Action item: Given the entries below, please return each one exactly.

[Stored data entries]
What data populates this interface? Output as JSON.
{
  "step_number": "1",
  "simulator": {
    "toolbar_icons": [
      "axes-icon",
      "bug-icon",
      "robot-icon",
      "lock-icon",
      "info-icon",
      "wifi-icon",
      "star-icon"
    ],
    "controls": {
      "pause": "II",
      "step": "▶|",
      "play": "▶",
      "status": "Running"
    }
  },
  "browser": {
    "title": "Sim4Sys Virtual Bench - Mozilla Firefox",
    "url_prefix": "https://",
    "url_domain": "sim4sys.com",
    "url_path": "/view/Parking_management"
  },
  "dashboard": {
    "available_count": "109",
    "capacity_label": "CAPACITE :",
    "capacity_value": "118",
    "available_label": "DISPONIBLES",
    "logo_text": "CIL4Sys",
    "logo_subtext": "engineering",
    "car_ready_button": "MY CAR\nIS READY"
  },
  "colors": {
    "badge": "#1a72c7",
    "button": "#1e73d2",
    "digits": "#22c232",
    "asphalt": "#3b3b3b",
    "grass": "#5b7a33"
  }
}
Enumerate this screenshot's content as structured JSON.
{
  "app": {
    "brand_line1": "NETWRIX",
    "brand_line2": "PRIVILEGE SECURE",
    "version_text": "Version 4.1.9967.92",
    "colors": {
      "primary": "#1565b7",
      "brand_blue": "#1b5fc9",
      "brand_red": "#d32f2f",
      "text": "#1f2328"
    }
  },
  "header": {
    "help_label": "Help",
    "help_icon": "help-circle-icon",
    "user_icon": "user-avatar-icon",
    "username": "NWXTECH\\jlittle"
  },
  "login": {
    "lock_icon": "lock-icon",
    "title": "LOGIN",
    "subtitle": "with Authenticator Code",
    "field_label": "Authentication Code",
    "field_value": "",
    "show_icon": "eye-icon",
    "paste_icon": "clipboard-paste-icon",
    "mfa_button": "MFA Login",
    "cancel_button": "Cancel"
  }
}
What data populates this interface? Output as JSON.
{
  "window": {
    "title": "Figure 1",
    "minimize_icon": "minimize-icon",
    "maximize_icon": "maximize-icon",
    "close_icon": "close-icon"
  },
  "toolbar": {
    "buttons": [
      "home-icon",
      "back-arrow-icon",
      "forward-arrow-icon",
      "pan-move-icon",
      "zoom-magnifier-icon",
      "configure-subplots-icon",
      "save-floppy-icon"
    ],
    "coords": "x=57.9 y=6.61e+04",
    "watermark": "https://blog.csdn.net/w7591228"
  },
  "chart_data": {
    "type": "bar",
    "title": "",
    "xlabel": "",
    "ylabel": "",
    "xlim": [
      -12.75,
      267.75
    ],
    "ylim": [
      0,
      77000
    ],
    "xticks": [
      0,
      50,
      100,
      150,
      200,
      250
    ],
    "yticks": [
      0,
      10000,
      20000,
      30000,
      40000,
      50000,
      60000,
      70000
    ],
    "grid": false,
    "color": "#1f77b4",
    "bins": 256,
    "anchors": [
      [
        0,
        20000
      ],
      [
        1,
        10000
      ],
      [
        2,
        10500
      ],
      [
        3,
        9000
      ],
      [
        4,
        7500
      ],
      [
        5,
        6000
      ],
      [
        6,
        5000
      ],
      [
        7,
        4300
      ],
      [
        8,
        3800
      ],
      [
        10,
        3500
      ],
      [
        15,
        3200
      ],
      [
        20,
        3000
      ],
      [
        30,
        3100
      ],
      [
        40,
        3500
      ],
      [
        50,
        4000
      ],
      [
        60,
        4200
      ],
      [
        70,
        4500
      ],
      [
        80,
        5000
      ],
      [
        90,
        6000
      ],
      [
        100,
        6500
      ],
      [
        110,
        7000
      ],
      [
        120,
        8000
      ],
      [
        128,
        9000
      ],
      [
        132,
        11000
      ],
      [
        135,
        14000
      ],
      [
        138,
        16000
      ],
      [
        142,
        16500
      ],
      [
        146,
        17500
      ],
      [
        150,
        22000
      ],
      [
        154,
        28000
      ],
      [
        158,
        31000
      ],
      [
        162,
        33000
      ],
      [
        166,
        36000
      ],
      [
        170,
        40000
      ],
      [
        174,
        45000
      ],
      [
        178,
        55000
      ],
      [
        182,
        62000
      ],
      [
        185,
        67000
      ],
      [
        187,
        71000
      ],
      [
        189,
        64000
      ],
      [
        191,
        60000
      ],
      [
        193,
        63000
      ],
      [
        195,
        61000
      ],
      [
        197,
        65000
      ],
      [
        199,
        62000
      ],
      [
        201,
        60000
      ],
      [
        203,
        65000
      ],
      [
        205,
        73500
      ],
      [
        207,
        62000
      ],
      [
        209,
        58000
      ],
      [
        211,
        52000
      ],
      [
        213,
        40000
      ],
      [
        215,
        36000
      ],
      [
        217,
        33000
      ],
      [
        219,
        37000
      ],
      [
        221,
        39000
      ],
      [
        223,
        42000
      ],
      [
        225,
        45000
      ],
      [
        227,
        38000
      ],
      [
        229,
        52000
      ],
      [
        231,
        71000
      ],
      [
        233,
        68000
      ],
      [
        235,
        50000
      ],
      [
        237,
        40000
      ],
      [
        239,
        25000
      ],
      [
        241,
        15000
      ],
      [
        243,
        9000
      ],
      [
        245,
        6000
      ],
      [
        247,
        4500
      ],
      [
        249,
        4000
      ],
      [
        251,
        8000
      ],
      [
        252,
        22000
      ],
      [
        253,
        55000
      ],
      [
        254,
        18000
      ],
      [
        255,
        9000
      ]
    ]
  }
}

Response area:
What data populates this interface? Output as JSON.
{
  "step_number": "1",
  "simulator": {
    "toolbar_icons": [
      "axes-icon",
      "bug-icon",
      "robot-icon",
      "lock-icon",
      "info-icon",
      "wifi-icon",
      "star-icon"
    ],
    "controls": {
      "pause": "II",
      "step": "▶|",
      "play": "▶",
      "status": "Running"
    }
  },
  "browser": {
    "title": "Sim4Sys Virtual Bench - Mozilla Firefox",
    "url_prefix": "https://",
    "url_domain": "sim4sys.com",
    "url_path": "/view/Parking_management"
  },
  "dashboard": {
    "available_count": "109",
    "capacity_label": "CAPACITE :",
    "capacity_value": "118",
    "available_label": "DISPONIBLES",
    "logo_text": "CIL4Sys",
    "logo_subtext": "engineering",
    "car_ready_button": "MY CAR\nIS READY"
  },
  "colors": {
    "badge": "#1a72c7",
    "button": "#1e73d2",
    "digits": "#22c232",
    "asphalt": "#3b3b3b",
    "grass": "#5b7a33"
  }
}
Enumerate this screenshot's content as structured JSON.
{
  "app": {
    "brand_line1": "NETWRIX",
    "brand_line2": "PRIVILEGE SECURE",
    "version_text": "Version 4.1.9967.92",
    "colors": {
      "primary": "#1565b7",
      "brand_blue": "#1b5fc9",
      "brand_red": "#d32f2f",
      "text": "#1f2328"
    }
  },
  "header": {
    "help_label": "Help",
    "help_icon": "help-circle-icon",
    "user_icon": "user-avatar-icon",
    "username": "NWXTECH\\jlittle"
  },
  "login": {
    "lock_icon": "lock-icon",
    "title": "LOGIN",
    "subtitle": "with Authenticator Code",
    "field_label": "Authentication Code",
    "field_value": "",
    "show_icon": "eye-icon",
    "paste_icon": "clipboard-paste-icon",
    "mfa_button": "MFA Login",
    "cancel_button": "Cancel"
  }
}
What data populates this interface? Output as JSON.
{
  "window": {
    "title": "Figure 1",
    "minimize_icon": "minimize-icon",
    "maximize_icon": "maximize-icon",
    "close_icon": "close-icon"
  },
  "toolbar": {
    "buttons": [
      "home-icon",
      "back-arrow-icon",
      "forward-arrow-icon",
      "pan-move-icon",
      "zoom-magnifier-icon",
      "configure-subplots-icon",
      "save-floppy-icon"
    ],
    "coords": "x=57.9 y=6.61e+04",
    "watermark": "https://blog.csdn.net/w7591228"
  },
  "chart_data": {
    "type": "bar",
    "title": "",
    "xlabel": "",
    "ylabel": "",
    "xlim": [
      -12.75,
      267.75
    ],
    "ylim": [
      0,
      77000
    ],
    "xticks": [
      0,
      50,
      100,
      150,
      200,
      250
    ],
    "yticks": [
      0,
      10000,
      20000,
      30000,
      40000,
      50000,
      60000,
      70000
    ],
    "grid": false,
    "color": "#1f77b4",
    "bins": 256,
    "anchors": [
      [
        0,
        20000
      ],
      [
        1,
        10000
      ],
      [
        2,
        10500
      ],
      [
        3,
        9000
      ],
      [
        4,
        7500
      ],
      [
        5,
        6000
      ],
      [
        6,
        5000
      ],
      [
        7,
        4300
      ],
      [
        8,
        3800
      ],
      [
        10,
        3500
      ],
      [
        15,
        3200
      ],
      [
        20,
        3000
      ],
      [
        30,
        3100
      ],
      [
        40,
        3500
      ],
      [
        50,
        4000
      ],
      [
        60,
        4200
      ],
      [
        70,
        4500
      ],
      [
        80,
        5000
      ],
      [
        90,
        6000
      ],
      [
        100,
        6500
      ],
      [
        110,
        7000
      ],
      [
        120,
        8000
      ],
      [
        128,
        9000
      ],
      [
        132,
        11000
      ],
      [
        135,
        14000
      ],
      [
        138,
        16000
      ],
      [
        142,
        16500
      ],
      [
        146,
        17500
      ],
      [
        150,
        22000
      ],
      [
        154,
        28000
      ],
      [
        158,
        31000
      ],
      [
        162,
        33000
      ],
      [
        166,
        36000
      ],
      [
        170,
        40000
      ],
      [
        174,
        45000
      ],
      [
        178,
        55000
      ],
      [
        182,
        62000
      ],
      [
        185,
        67000
      ],
      [
        187,
        71000
      ],
      [
        189,
        64000
      ],
      [
        191,
        60000
      ],
      [
        193,
        63000
      ],
      [
        195,
        61000
      ],
      [
        197,
        65000
      ],
      [
        199,
        62000
      ],
      [
        201,
        60000
      ],
      [
        203,
        65000
      ],
      [
        205,
        73500
      ],
      [
        207,
        62000
      ],
      [
        209,
        58000
      ],
      [
        211,
        52000
      ],
      [
        213,
        40000
      ],
      [
        215,
        36000
      ],
      [
        217,
        33000
      ],
      [
        219,
        37000
      ],
      [
        221,
        39000
      ],
      [
        223,
        42000
      ],
      [
        225,
        45000
      ],
      [
        227,
        38000
      ],
      [
        229,
        52000
      ],
      [
        231,
        71000
      ],
      [
        233,
        68000
      ],
      [
        235,
        50000
      ],
      [
        237,
        40000
      ],
      [
        239,
        25000
      ],
      [
        241,
        15000
      ],
      [
        243,
        9000
      ],
      [
        245,
        6000
      ],
      [
        247,
        4500
      ],
      [
        249,
        4000
      ],
      [
        251,
        8000
      ],
      [
        252,
        22000
      ],
      [
        253,
        55000
      ],
      [
        254,
        18000
      ],
      [
        255,
        9000
      ]
    ]
  }
}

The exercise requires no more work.